### What is needed
List each line of the data that holds the string "free".

BEGIN

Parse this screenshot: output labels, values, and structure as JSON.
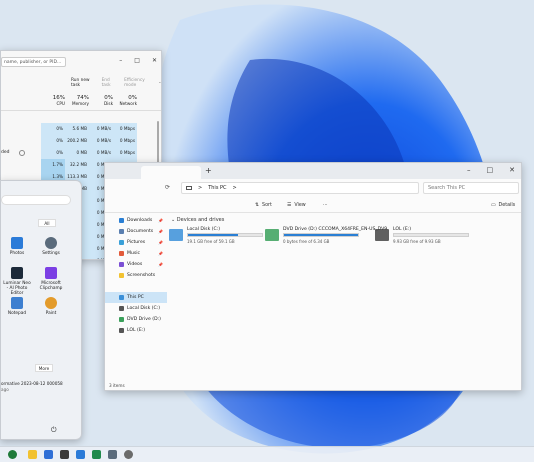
{
  "task_manager": {
    "search_placeholder": "name, publisher, or PID...",
    "window_controls": [
      "–",
      "□",
      "✕"
    ],
    "toolbar": {
      "run_new_task": "Run new task",
      "end_task": "End task",
      "efficiency_mode": "Efficiency mode",
      "more": "···"
    },
    "headers": [
      {
        "pct": "16%",
        "name": "CPU"
      },
      {
        "pct": "74%",
        "name": "Memory"
      },
      {
        "pct": "0%",
        "name": "Disk"
      },
      {
        "pct": "0%",
        "name": "Network"
      }
    ],
    "rows": [
      {
        "cpu": "0%",
        "mem": "5.6 MB",
        "disk": "0 MB/s",
        "net": "0 Mbps"
      },
      {
        "cpu": "0%",
        "mem": "200.2 MB",
        "disk": "0 MB/s",
        "net": "0 Mbps"
      },
      {
        "cpu": "0%",
        "mem": "0 MB",
        "disk": "0 MB/s",
        "net": "0 Mbps",
        "label": "ded"
      },
      {
        "cpu": "1.7%",
        "mem": "32.2 MB",
        "disk": "0 MB/s",
        "net": "0 Mbps"
      },
      {
        "cpu": "1.3%",
        "mem": "113.3 MB",
        "disk": "0 MB/s",
        "net": "0 Mbps"
      },
      {
        "cpu": "0%",
        "mem": "11.4 MB",
        "disk": "0 MB/s",
        "net": "0 Mbps"
      },
      {
        "cpu": "",
        "mem": "",
        "disk": "0 MB/s",
        "net": "0 Mbps"
      },
      {
        "cpu": "",
        "mem": "",
        "disk": "0 MB/s",
        "net": "0 Mbps"
      },
      {
        "cpu": "",
        "mem": "",
        "disk": "0 MB/s",
        "net": "0 Mbps"
      },
      {
        "cpu": "",
        "mem": "",
        "disk": "0 MB/s",
        "net": "0 Mbps"
      },
      {
        "cpu": "",
        "mem": "",
        "disk": "0 MB/s",
        "net": "0 Mbps"
      },
      {
        "cpu": "",
        "mem": "",
        "disk": "0 MB/s",
        "net": "0 Mbps"
      },
      {
        "cpu": "",
        "mem": "",
        "disk": "0 MB/s",
        "net": "0 Mbps"
      },
      {
        "cpu": "",
        "mem": "",
        "disk": "0 MB/s",
        "net": "0 Mbps"
      }
    ]
  },
  "start_menu": {
    "all_label": "All",
    "apps": [
      {
        "label": "Photos",
        "color": "#2b7bd8"
      },
      {
        "label": "Settings",
        "color": "#5a6b7c"
      },
      {
        "label": "Luminar Neo - AI Photo Editor",
        "color": "#1c2a3a"
      },
      {
        "label": "Microsoft Clipchamp",
        "color": "#7b3fe4"
      },
      {
        "label": "Notepad",
        "color": "#3d7fd0"
      },
      {
        "label": "Paint",
        "color": "#e39b2b"
      }
    ],
    "more_label": "More",
    "recommended_lines": [
      "ormative 2023-08-12 000058",
      "ago"
    ],
    "power_icon": "⏻"
  },
  "explorer": {
    "tab_add": "+",
    "window_controls": [
      "–",
      "□",
      "✕"
    ],
    "path_label": "This PC",
    "path_chevron": ">",
    "search_placeholder": "Search This PC",
    "cmd": {
      "sort": "Sort",
      "view": "View",
      "more": "···",
      "details": "Details"
    },
    "nav": [
      {
        "label": "Downloads",
        "pinned": true
      },
      {
        "label": "Documents",
        "pinned": true
      },
      {
        "label": "Pictures",
        "pinned": true
      },
      {
        "label": "Music",
        "pinned": true
      },
      {
        "label": "Videos",
        "pinned": true
      },
      {
        "label": "Screenshots",
        "pinned": false
      },
      {
        "label": "",
        "pinned": false
      },
      {
        "label": "This PC",
        "pinned": false,
        "selected": true
      },
      {
        "label": "Local Disk (C:)",
        "pinned": false
      },
      {
        "label": "DVD Drive (D:)",
        "pinned": false
      },
      {
        "label": "LOL (E:)",
        "pinned": false
      }
    ],
    "section_title": "Devices and drives",
    "drives": [
      {
        "name": "Local Disk (C:)",
        "free": "19.1 GB free of 59.1 GB",
        "used_fraction": 0.68
      },
      {
        "name": "DVD Drive (D:) CCCOMA_X64FRE_EN-US_DV9",
        "free": "0 bytes free of 6.34 GB",
        "used_fraction": 1.0
      },
      {
        "name": "LOL (E:)",
        "free": "9.93 GB free of 9.93 GB",
        "used_fraction": 0.0
      }
    ],
    "status": "3 items"
  },
  "colors": {
    "accent": "#2a7fd4",
    "wallpaper": "#1f5fd6"
  }
}
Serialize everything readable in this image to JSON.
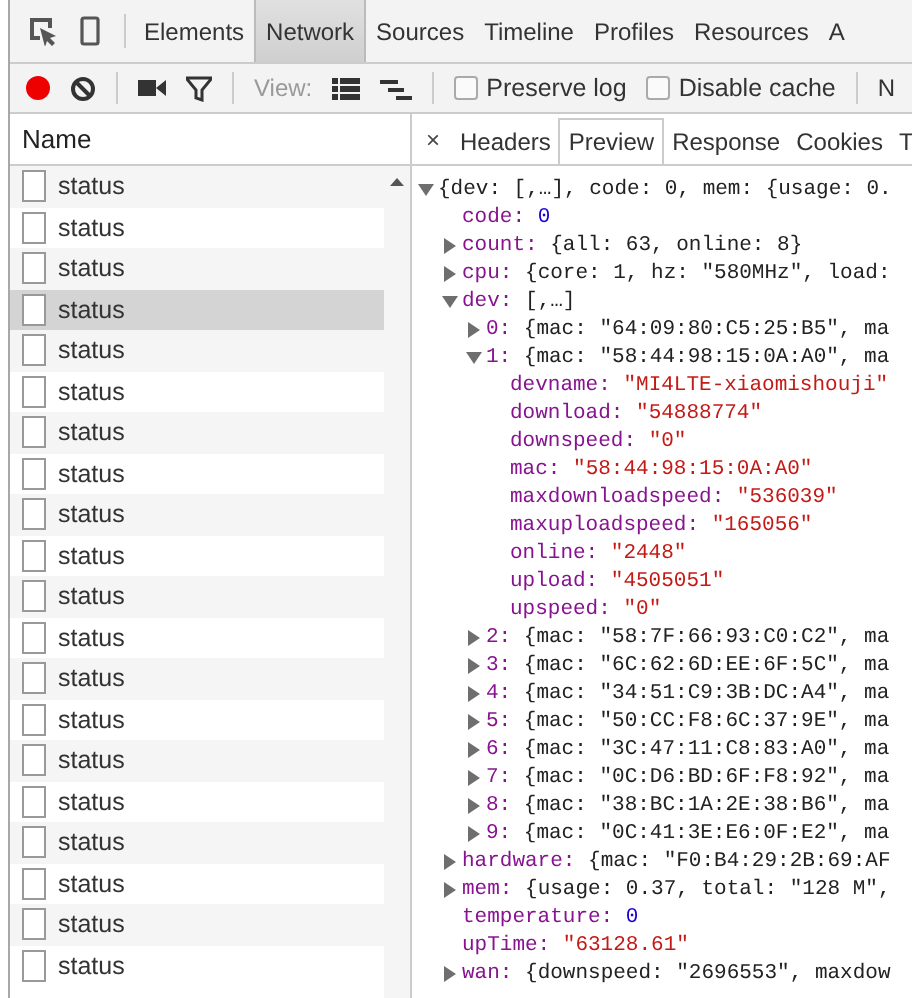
{
  "main_tabs": [
    {
      "label": "Elements",
      "selected": false
    },
    {
      "label": "Network",
      "selected": true
    },
    {
      "label": "Sources",
      "selected": false
    },
    {
      "label": "Timeline",
      "selected": false
    },
    {
      "label": "Profiles",
      "selected": false
    },
    {
      "label": "Resources",
      "selected": false
    },
    {
      "label": "A",
      "selected": false
    }
  ],
  "toolbar": {
    "recording": true,
    "view_label": "View:",
    "checkboxes": [
      {
        "label": "Preserve log",
        "checked": false
      },
      {
        "label": "Disable cache",
        "checked": false
      }
    ],
    "overflow_label": "N"
  },
  "requests": {
    "column": "Name",
    "rows": [
      {
        "name": "status",
        "selected": false
      },
      {
        "name": "status",
        "selected": false
      },
      {
        "name": "status",
        "selected": false
      },
      {
        "name": "status",
        "selected": true
      },
      {
        "name": "status",
        "selected": false
      },
      {
        "name": "status",
        "selected": false
      },
      {
        "name": "status",
        "selected": false
      },
      {
        "name": "status",
        "selected": false
      },
      {
        "name": "status",
        "selected": false
      },
      {
        "name": "status",
        "selected": false
      },
      {
        "name": "status",
        "selected": false
      },
      {
        "name": "status",
        "selected": false
      },
      {
        "name": "status",
        "selected": false
      },
      {
        "name": "status",
        "selected": false
      },
      {
        "name": "status",
        "selected": false
      },
      {
        "name": "status",
        "selected": false
      },
      {
        "name": "status",
        "selected": false
      },
      {
        "name": "status",
        "selected": false
      },
      {
        "name": "status",
        "selected": false
      },
      {
        "name": "status",
        "selected": false
      }
    ]
  },
  "detail_tabs": {
    "close": "×",
    "tabs": [
      {
        "label": "Headers",
        "selected": false
      },
      {
        "label": "Preview",
        "selected": true
      },
      {
        "label": "Response",
        "selected": false
      },
      {
        "label": "Cookies",
        "selected": false
      },
      {
        "label": "T",
        "selected": false
      }
    ]
  },
  "preview": {
    "summary": "{dev: [,…], code: 0, mem: {usage: 0.",
    "expanded": true,
    "children": [
      {
        "key": "code:",
        "value": "0",
        "kind": "number"
      },
      {
        "key": "count:",
        "value": "{all: 63, online: 8}",
        "kind": "object",
        "expanded": false
      },
      {
        "key": "cpu:",
        "value": "{core: 1, hz: \"580MHz\", load:",
        "kind": "object",
        "expanded": false
      },
      {
        "key": "dev:",
        "value": "[,…]",
        "kind": "object",
        "expanded": true,
        "children": [
          {
            "key": "0:",
            "value": "{mac: \"64:09:80:C5:25:B5\", ma",
            "kind": "object",
            "expanded": false
          },
          {
            "key": "1:",
            "value": "{mac: \"58:44:98:15:0A:A0\", ma",
            "kind": "object",
            "expanded": true,
            "children": [
              {
                "key": "devname:",
                "value": "\"MI4LTE-xiaomishouji\"",
                "kind": "string"
              },
              {
                "key": "download:",
                "value": "\"54888774\"",
                "kind": "string"
              },
              {
                "key": "downspeed:",
                "value": "\"0\"",
                "kind": "string"
              },
              {
                "key": "mac:",
                "value": "\"58:44:98:15:0A:A0\"",
                "kind": "string"
              },
              {
                "key": "maxdownloadspeed:",
                "value": "\"536039\"",
                "kind": "string"
              },
              {
                "key": "maxuploadspeed:",
                "value": "\"165056\"",
                "kind": "string"
              },
              {
                "key": "online:",
                "value": "\"2448\"",
                "kind": "string"
              },
              {
                "key": "upload:",
                "value": "\"4505051\"",
                "kind": "string"
              },
              {
                "key": "upspeed:",
                "value": "\"0\"",
                "kind": "string"
              }
            ]
          },
          {
            "key": "2:",
            "value": "{mac: \"58:7F:66:93:C0:C2\", ma",
            "kind": "object",
            "expanded": false
          },
          {
            "key": "3:",
            "value": "{mac: \"6C:62:6D:EE:6F:5C\", ma",
            "kind": "object",
            "expanded": false
          },
          {
            "key": "4:",
            "value": "{mac: \"34:51:C9:3B:DC:A4\", ma",
            "kind": "object",
            "expanded": false
          },
          {
            "key": "5:",
            "value": "{mac: \"50:CC:F8:6C:37:9E\", ma",
            "kind": "object",
            "expanded": false
          },
          {
            "key": "6:",
            "value": "{mac: \"3C:47:11:C8:83:A0\", ma",
            "kind": "object",
            "expanded": false
          },
          {
            "key": "7:",
            "value": "{mac: \"0C:D6:BD:6F:F8:92\", ma",
            "kind": "object",
            "expanded": false
          },
          {
            "key": "8:",
            "value": "{mac: \"38:BC:1A:2E:38:B6\", ma",
            "kind": "object",
            "expanded": false
          },
          {
            "key": "9:",
            "value": "{mac: \"0C:41:3E:E6:0F:E2\", ma",
            "kind": "object",
            "expanded": false
          }
        ]
      },
      {
        "key": "hardware:",
        "value": "{mac: \"F0:B4:29:2B:69:AF",
        "kind": "object",
        "expanded": false
      },
      {
        "key": "mem:",
        "value": "{usage: 0.37, total: \"128 M\",",
        "kind": "object",
        "expanded": false
      },
      {
        "key": "temperature:",
        "value": "0",
        "kind": "number"
      },
      {
        "key": "upTime:",
        "value": "\"63128.61\"",
        "kind": "string"
      },
      {
        "key": "wan:",
        "value": "{downspeed: \"2696553\", maxdow",
        "kind": "object",
        "expanded": false
      }
    ]
  }
}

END

### Result of this exercise
        "free": "19.1 GB free of 59.1 GB",
        "free": "0 bytes free of 6.34 GB",
        "free": "9.93 GB free of 9.93 GB",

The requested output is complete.